- Around about the time Nadi turned 13-15 months old, he started walking independently and all our hitherto pat on the back happy training of him sleeping in his cot went flying out the window as his cot suddenly grew too small for him. Logcially, of course, the transient solution was to have him in our queen sized bed till we got his new one. One thing led to another and the little tangle of arms and legs every morning turned into a regualr thing. Another year and a half later and that new bed for him has yet to be ordered. And its no surprise that our queen size (once a nice modest sized bed) is not longer large enough to house both k and me- relatively tall people as well as a rotating 2 year old. So it was a nice surprise to discover that there actually is a reasonable amount of difference between queen and king sized beds. K and I have long since accepted that for these few years we will only hug above the child’s head holding hands and below the child’s feet by intertwining feet creating a sort of a huddle amongst the three of us. Initially constricting, this has grown on me to provide a strange kind of security thing, keeping me in body contact with both my people. The bed at Laguna was huge and despite a Nadi being wedged in the middle of us with his arms and legs splayed comfortably in all directions, there was STILL space for me to angle my legs or sleep curled up as opposed to sleep like a refugee huddled to the edge of my home bed. (you DO know im exaggerating this for story telling value right?) So the first night once Nadi was asleep, I could sense K moving around, shuffling away in bed, his hand was blindly patting the bed away and feet moving around until he finally got up and admitted there was simply way too much space and he couldnt find me over and around Nadi.
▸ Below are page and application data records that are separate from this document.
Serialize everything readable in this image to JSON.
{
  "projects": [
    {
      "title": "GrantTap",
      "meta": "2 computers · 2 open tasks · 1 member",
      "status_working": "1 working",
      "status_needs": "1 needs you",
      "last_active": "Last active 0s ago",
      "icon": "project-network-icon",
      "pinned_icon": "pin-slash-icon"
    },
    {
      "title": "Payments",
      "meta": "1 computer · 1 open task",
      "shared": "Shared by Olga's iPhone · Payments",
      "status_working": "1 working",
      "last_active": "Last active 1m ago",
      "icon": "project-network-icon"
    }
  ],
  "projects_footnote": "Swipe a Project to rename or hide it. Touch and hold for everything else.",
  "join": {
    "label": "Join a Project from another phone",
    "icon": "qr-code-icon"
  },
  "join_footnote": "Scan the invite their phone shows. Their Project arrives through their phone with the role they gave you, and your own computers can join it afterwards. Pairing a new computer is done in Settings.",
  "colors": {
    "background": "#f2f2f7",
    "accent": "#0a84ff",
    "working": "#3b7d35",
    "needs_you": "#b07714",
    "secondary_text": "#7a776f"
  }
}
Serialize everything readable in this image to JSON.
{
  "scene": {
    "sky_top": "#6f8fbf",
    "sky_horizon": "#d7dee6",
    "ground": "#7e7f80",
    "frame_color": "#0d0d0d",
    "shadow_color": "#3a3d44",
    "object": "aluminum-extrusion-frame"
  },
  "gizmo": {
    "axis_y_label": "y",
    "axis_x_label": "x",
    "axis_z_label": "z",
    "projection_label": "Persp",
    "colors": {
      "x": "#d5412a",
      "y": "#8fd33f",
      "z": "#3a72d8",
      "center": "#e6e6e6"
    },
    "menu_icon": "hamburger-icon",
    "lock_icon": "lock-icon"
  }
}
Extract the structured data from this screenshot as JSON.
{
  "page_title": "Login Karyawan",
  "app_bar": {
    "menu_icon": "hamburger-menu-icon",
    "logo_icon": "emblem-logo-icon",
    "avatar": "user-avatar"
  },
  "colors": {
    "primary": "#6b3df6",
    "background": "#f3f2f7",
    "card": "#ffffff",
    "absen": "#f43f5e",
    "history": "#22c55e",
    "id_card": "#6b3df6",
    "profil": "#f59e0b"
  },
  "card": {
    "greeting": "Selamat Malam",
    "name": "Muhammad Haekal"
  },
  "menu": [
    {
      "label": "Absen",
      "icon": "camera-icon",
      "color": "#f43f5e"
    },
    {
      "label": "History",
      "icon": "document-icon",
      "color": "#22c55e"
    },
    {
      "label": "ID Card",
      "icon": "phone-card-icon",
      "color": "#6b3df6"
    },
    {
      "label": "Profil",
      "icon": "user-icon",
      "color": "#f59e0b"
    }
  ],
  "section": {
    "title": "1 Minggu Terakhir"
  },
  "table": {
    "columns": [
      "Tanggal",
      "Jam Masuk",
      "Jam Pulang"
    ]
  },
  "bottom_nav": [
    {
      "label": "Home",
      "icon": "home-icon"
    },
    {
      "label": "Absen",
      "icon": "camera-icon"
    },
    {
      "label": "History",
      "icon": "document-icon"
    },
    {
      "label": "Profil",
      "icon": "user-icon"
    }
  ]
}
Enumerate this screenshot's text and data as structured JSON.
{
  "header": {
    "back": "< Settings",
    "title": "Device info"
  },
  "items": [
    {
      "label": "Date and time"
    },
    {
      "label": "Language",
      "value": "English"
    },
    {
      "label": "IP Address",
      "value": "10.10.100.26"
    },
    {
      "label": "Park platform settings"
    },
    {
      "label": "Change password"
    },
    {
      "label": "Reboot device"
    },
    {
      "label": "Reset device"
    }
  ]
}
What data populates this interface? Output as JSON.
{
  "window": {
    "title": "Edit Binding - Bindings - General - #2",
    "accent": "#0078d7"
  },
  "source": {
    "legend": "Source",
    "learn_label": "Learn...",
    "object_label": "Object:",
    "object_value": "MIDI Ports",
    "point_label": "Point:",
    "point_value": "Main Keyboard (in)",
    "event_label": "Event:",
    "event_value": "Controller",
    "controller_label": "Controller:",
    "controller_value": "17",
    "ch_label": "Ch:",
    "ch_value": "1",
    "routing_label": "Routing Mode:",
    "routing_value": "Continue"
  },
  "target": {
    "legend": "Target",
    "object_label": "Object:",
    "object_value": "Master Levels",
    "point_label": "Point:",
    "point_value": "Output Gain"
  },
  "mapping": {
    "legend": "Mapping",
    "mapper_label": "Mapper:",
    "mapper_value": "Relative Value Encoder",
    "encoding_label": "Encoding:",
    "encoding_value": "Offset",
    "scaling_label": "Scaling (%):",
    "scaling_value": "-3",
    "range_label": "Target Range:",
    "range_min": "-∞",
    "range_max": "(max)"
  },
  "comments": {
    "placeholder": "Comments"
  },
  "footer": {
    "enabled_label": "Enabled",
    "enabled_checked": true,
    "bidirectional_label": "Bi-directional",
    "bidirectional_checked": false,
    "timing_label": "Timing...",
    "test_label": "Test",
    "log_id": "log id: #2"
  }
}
I guess there just might be a thing as too much space after all.
- I have realized that I love travelling with Nadi. Heturned out to be a fun interactive very observant kid who had us in fits with a lot of his random noticing of things which ordinarily would have missed our attention. He would point at something that wasnt correct in his frame of referecne and then in his put on funny voice exclaim, yeh kitna funny hai. It was liek seeing everything through two yr old eyes and you know what, I realized my thirty two yr old eyes really needed this new vision, this break from being unable to see the magical wonder in a long necked giraffe (really WHAT was God thinking?) or the hilarity in a bird wearing a funny crown on its head or a funnily shaped doughnut or simply the colour of the ocean so different from ours. His sense were on full alert, taking notes, comparing, realizing and commenting away. The randomness of his observations was addictive and many a time, even when he was asleep or not around, we would find ourselves attuned to the world in a way only a two yr can be.
- I love how he turned out to be our kid in every sense of the word at how much he liked hotel comforts, especially the rain shower. Mama Nadi yeh bath home le jaye ga 🙂 Sigh I wish kiddo.
- The Thai are a very hospitable people- when they can understand you. For a country that has based their life’s earnings on tourism, its remarkable how they have not felt the need to learn English to facilitate the average tourist at all, especially when their own language is unfamiliar and difficult. When Nadi heard our taxi driver babble something nasal at us, he simply could not help the mad giggles that started at this brand new crazy language and within minutes all three of us were rolling in the back and eventually even the taxi driver good naturedly joined in at the infectiousness of it all.
- The Thai as a people seem to love children a bit more than what I had expected. Nadi would get smiled at, shaken hands with, poked and prodded and spoken to at every turn and wihtin the first two days he had developed a bit of a dodge reflex to people who wanted to touch him. It was funny to see him try to defend his territory much like a little puppy, trying to hold onto all his toy cars while edging away while also trying to remain polite.